= WHAT YOU WILL DO =
In the listing below, find every line with the string "Receiving" and pull it out.

++++ INPUT RECORDS ++++

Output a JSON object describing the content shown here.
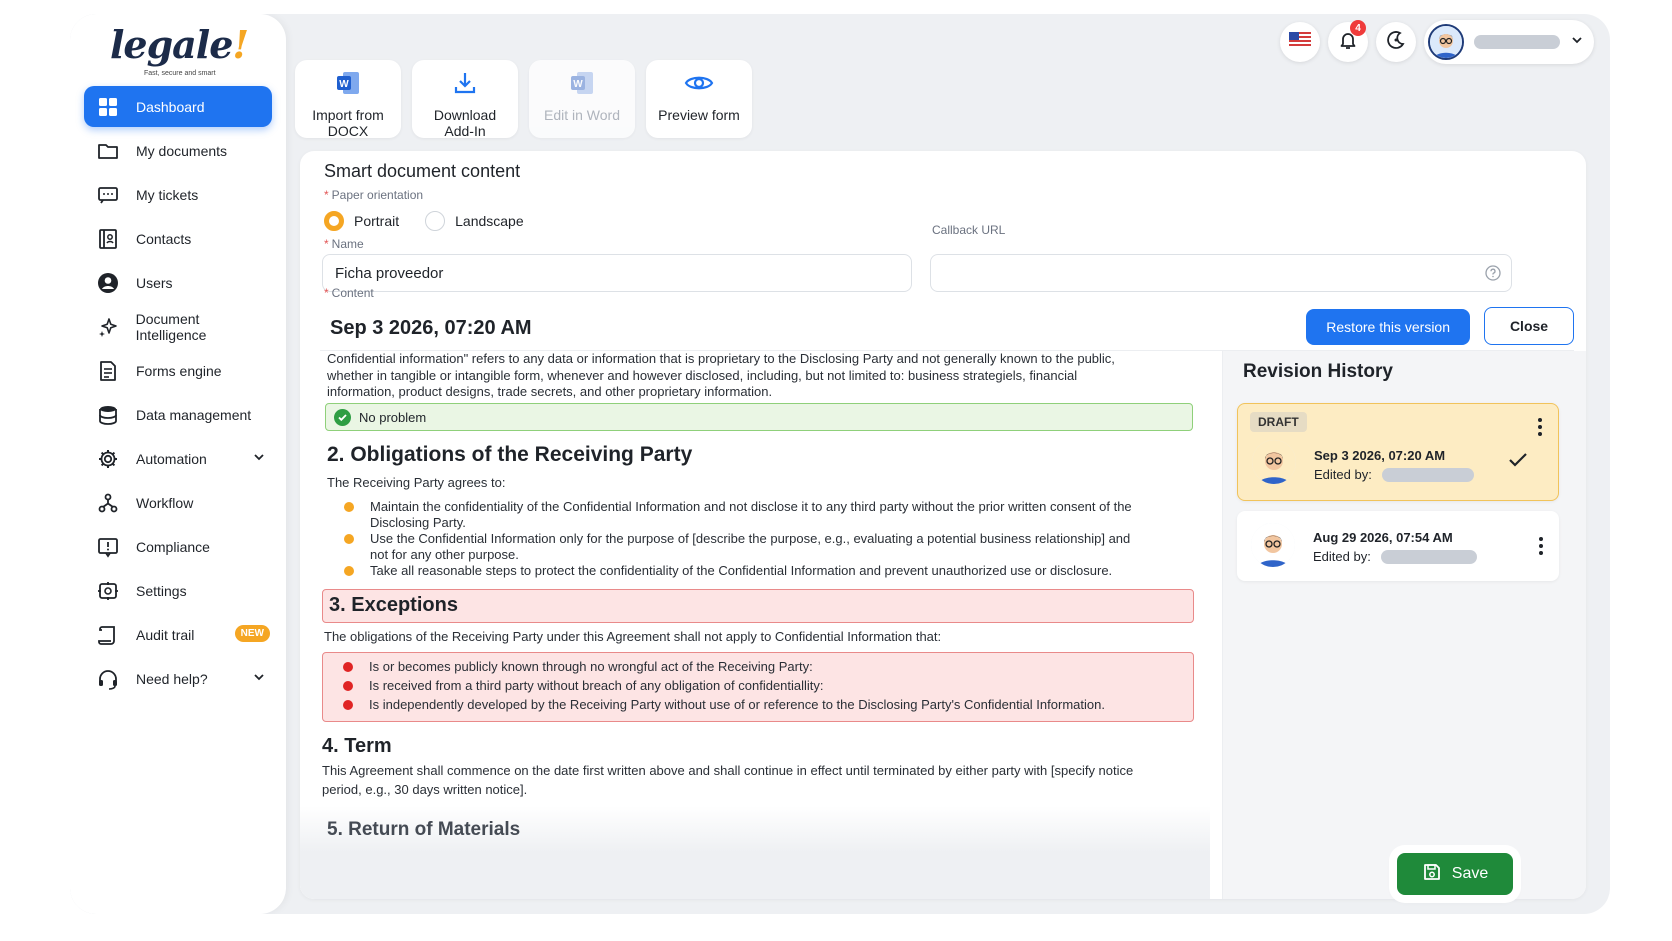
{
  "logo": {
    "text": "legale",
    "mark": "!",
    "tagline": "Fast, secure and smart"
  },
  "sidebar": {
    "items": [
      {
        "label": "Dashboard",
        "icon": "dashboard-icon"
      },
      {
        "label": "My documents",
        "icon": "folder-icon"
      },
      {
        "label": "My tickets",
        "icon": "ticket-icon"
      },
      {
        "label": "Contacts",
        "icon": "contacts-icon"
      },
      {
        "label": "Users",
        "icon": "user-icon"
      },
      {
        "label": "Document Intelligence",
        "icon": "sparkle-icon"
      },
      {
        "label": "Forms engine",
        "icon": "form-icon"
      },
      {
        "label": "Data management",
        "icon": "database-icon"
      },
      {
        "label": "Automation",
        "icon": "gear-icon"
      },
      {
        "label": "Workflow",
        "icon": "workflow-icon"
      },
      {
        "label": "Compliance",
        "icon": "compliance-icon"
      },
      {
        "label": "Settings",
        "icon": "settings-icon"
      },
      {
        "label": "Audit trail",
        "icon": "audit-icon"
      },
      {
        "label": "Need help?",
        "icon": "headset-icon"
      }
    ],
    "new_badge": "NEW"
  },
  "topbar": {
    "notifications_count": "4"
  },
  "toolbar": {
    "import_label": "Import from DOCX",
    "download_label": "Download Add-In",
    "edit_label": "Edit in Word",
    "preview_label": "Preview form"
  },
  "form": {
    "title": "Smart document content",
    "orientation_label": "Paper orientation",
    "portrait": "Portrait",
    "landscape": "Landscape",
    "name_label": "Name",
    "name_value": "Ficha proveedor",
    "callback_label": "Callback URL",
    "content_label": "Content"
  },
  "version": {
    "title": "Sep 3 2026, 07:20 AM",
    "restore_label": "Restore this version",
    "close_label": "Close"
  },
  "doc": {
    "intro": "Confidential information\" refers to any data or information that is proprietary to the Disclosing Party and not generally known to the public, whether in tangible or intangible form, whenever and however disclosed, including, but not limited to: business strategiels, financial information, product designs, trade secrets, and other proprietary information.",
    "no_problem": "No problem",
    "h2_title": "2. Obligations of the Receiving Party",
    "agrees": "The Receiving Party agrees to:",
    "obligations": [
      "Maintain the confidentiality of the Confidential Information and not disclose it to any third party without the prior written consent of the Disclosing Party.",
      "Use the Confidential Information only for the purpose of [describe the purpose, e.g., evaluating a potential business relationship] and not for any other purpose.",
      "Take all reasonable steps to protect the confidentiality of the Confidential Information and prevent unauthorized use or disclosure."
    ],
    "h3_title": "3. Exceptions",
    "exceptions_intro": "The obligations of the Receiving Party under this Agreement shall not apply to Confidential Information that:",
    "exceptions": [
      "Is or becomes publicly known through no wrongful act of the Receiving Party:",
      "Is received from a third party without breach of any obligation of confidentiallity:",
      "Is independently developed by the Receiving Party without use of or reference to the Disclosing Party's Confidential Information."
    ],
    "h4_title": "4. Term",
    "term_text": "This Agreement shall commence on the date first written above and shall continue in effect until terminated by either party with [specify notice period, e.g., 30 days written notice].",
    "h5_title": "5. Return of Materials"
  },
  "revisions": {
    "title": "Revision History",
    "items": [
      {
        "tag": "DRAFT",
        "date": "Sep 3 2026, 07:20 AM",
        "by": "Edited by:"
      },
      {
        "date": "Aug 29 2026, 07:54 AM",
        "by": "Edited by:"
      }
    ]
  },
  "save_label": "Save",
  "colors": {
    "primary": "#1f74f0",
    "accent": "#f5a623",
    "success": "#1f8a3a",
    "danger": "#e25555"
  }
}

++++

= ANSWER SPACE =
    "h2_title": "2. Obligations of the Receiving Party",
    "agrees": "The Receiving Party agrees to:",
    "exceptions_intro": "The obligations of the Receiving Party under this Agreement shall not apply to Confidential Information that:",
      "Is or becomes publicly known through no wrongful act of the Receiving Party:",
      "Is independently developed by the Receiving Party without use of or reference to the Disclosing Party's Confidential Information."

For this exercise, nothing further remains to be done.